Evicting Non-Paying Tenants

Something most landlords dread is the process of evicting non-paying tenants. Without good information, a landlord may unknowingly violate the law in an effort to recoup his losses. In order to protect the rights of all involved, the process of eviction is quite complicated.

Demand for Payment

Before a landlord can start court proceedings against a tenant, he must first present the tenant with a demand for payment of the past due rent. While the demand may be made orally, it is usually best to submit it in writing. A landlord is not allowed to give this notice directly to a tenant. He must use a representative — either a process server or another person who meets certain qualifications. There are also specific guidelines as to when and how the notice must be served. Once the demand has been correctly delivered, the landlord must wait three days before beginning court proceedings.

Initiating the Nonpayment Summary Proceeding

The next step in the process of evicting non-paying tenants in the state of New York is to file two forms with the court. The first is called a Notice of Petition: Nonpayment Proceeding and the second is a Nonpayment Petition to Recover Possession of Real Property. Once these papers are submitted to the court and the fee is paid, the court clerk will assign a docket number and a date on which the case will be heard. Copies of these papers must then be delivered to the tenant using the same method described above.

The Court Date

In the actual court case, the landlord should present evidence of nonpayment including rental receipts, a copy of the lease, etc. The tenant may also try to bring evidence that rent has been paid or that it has been withheld for a legitimate reason. The judge will examine all the evidence, listen to the arguments, and make a decision. If the judge accepts the claims of the landlord, he will give a Judgment.

The Actual Eviction

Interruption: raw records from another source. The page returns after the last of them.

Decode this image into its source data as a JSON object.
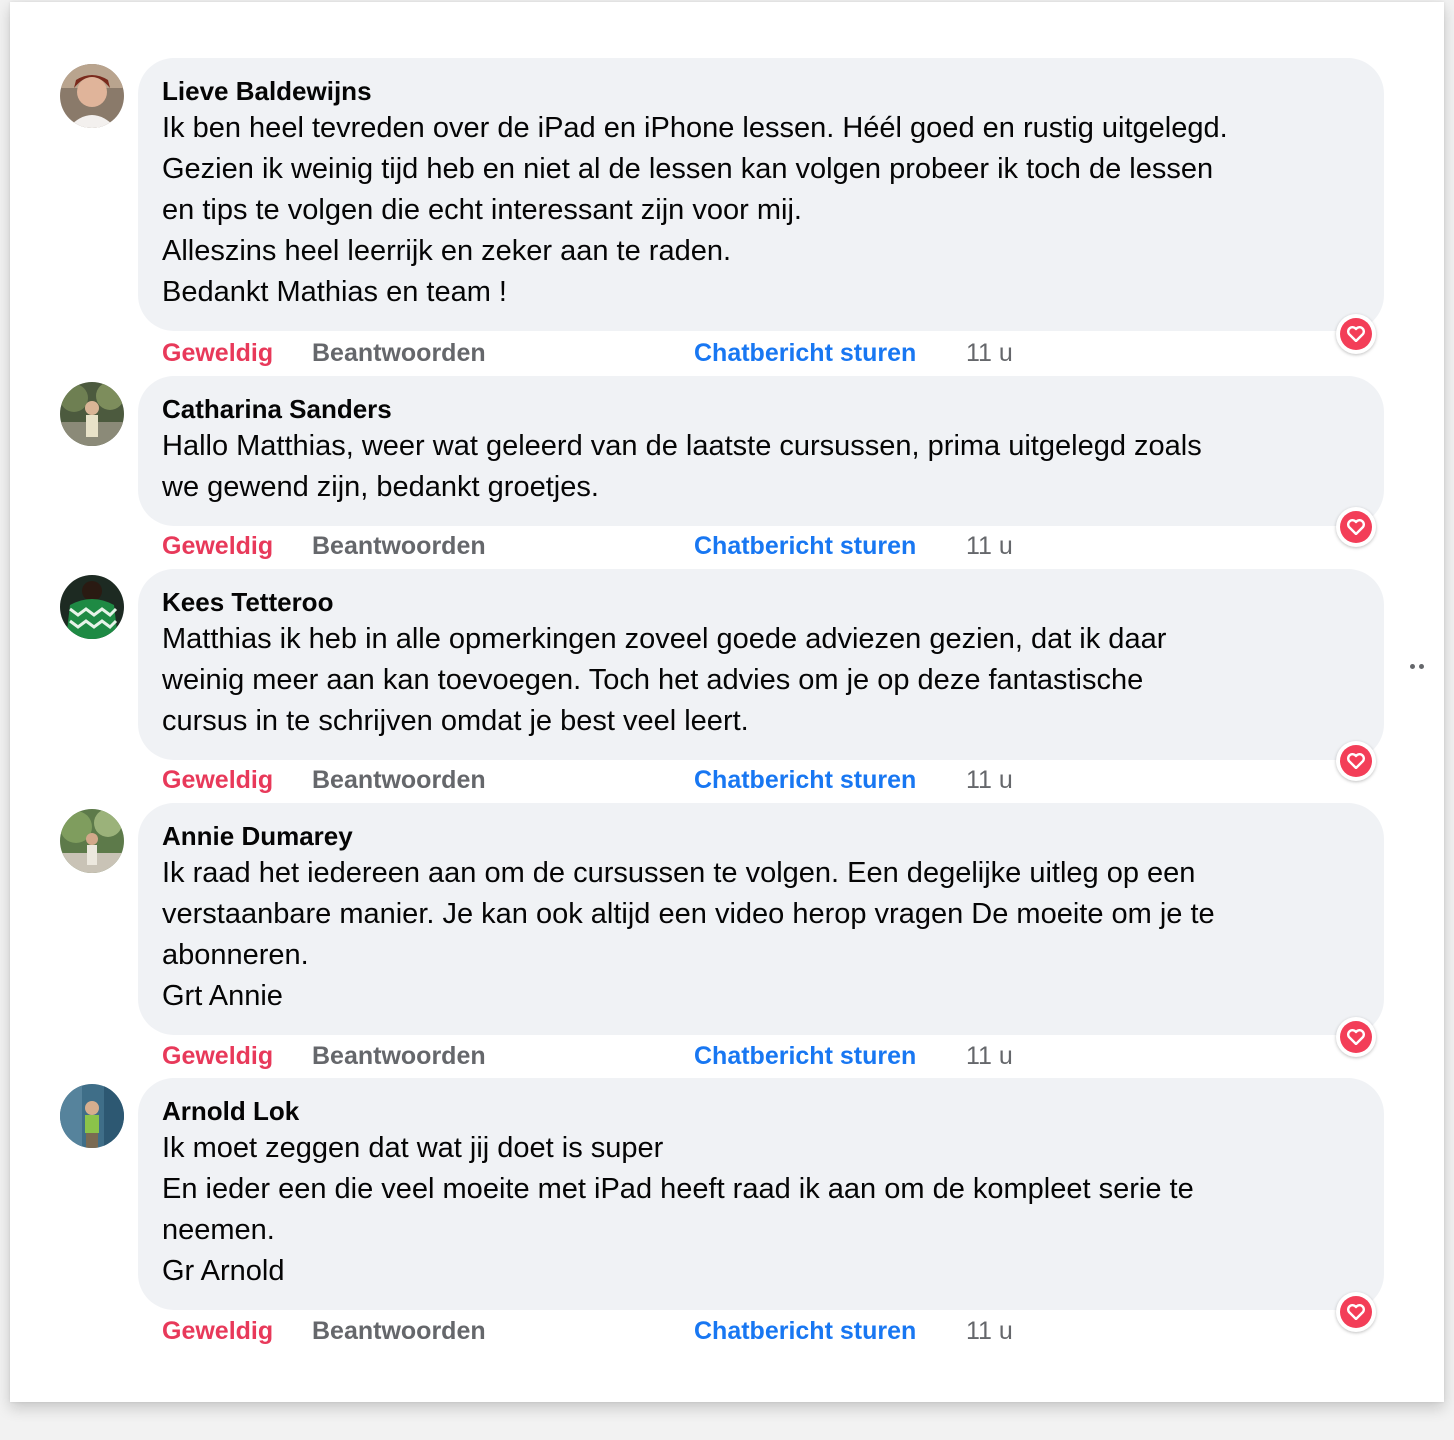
{
  "actions": {
    "like": "Geweldig",
    "reply": "Beantwoorden",
    "chat": "Chatbericht sturen"
  },
  "reaction_icon": "heart-love-reaction",
  "colors": {
    "like": "#e8395a",
    "chat": "#1877f2",
    "muted": "#65676b",
    "bubble": "#f0f2f5",
    "reaction": "#f33e58"
  },
  "comments": [
    {
      "author": "Lieve Baldewijns",
      "lines": [
        "Ik ben heel tevreden over de iPad en iPhone lessen. Héél goed en rustig uitgelegd.",
        "Gezien ik weinig tijd heb en niet al de lessen kan volgen probeer ik toch de lessen",
        "en tips te volgen die echt interessant zijn voor mij.",
        "Alleszins heel leerrijk en zeker aan te raden.",
        "Bedankt Mathias en team !"
      ],
      "time": "11 u"
    },
    {
      "author": "Catharina Sanders",
      "lines": [
        "Hallo Matthias, weer wat geleerd van de laatste cursussen, prima uitgelegd zoals",
        "we gewend zijn, bedankt groetjes."
      ],
      "time": "11 u"
    },
    {
      "author": "Kees Tetteroo",
      "lines": [
        "Matthias ik heb in alle opmerkingen zoveel goede adviezen gezien, dat ik daar",
        "weinig meer aan kan toevoegen. Toch het advies om je op deze fantastische",
        "cursus in te schrijven omdat je best veel leert."
      ],
      "time": "11 u"
    },
    {
      "author": "Annie Dumarey",
      "lines": [
        "Ik raad het iedereen aan om de cursussen te volgen. Een degelijke uitleg op een",
        "verstaanbare manier. Je kan ook altijd een video herop vragen De moeite om je te",
        "abonneren.",
        "Grt Annie"
      ],
      "time": "11 u"
    },
    {
      "author": "Arnold Lok",
      "lines": [
        "Ik moet zeggen dat wat jij doet is super",
        "En ieder een die veel moeite met iPad heeft raad ik aan om de kompleet serie te",
        "neemen.",
        "Gr Arnold"
      ],
      "time": "11 u"
    }
  ]
}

The Judgment gives the landlord the right to evict the tenant and take back possession of the property. However, a landlord cannot personally evict a tenant. Instead, he must obtain a Warrant of Eviction, and then ask a law-enforcement officer to perform the actual eviction. 72 hours of notice must be given to the tenant before he is evicted.

As can be seen from this brief overview, the process of evicting non-paying tenants is very complex. If any of these forms are filled out incorrectly, not filed properly with the court, or imperfectly served on the tenant, the case for eviction may be completely dismissed. For this reason, it is wise to use the services of a lawyer when attempting to evict a tenant. If you are a landlord in this situation, contact the law office of David Witkon today for a free consultation.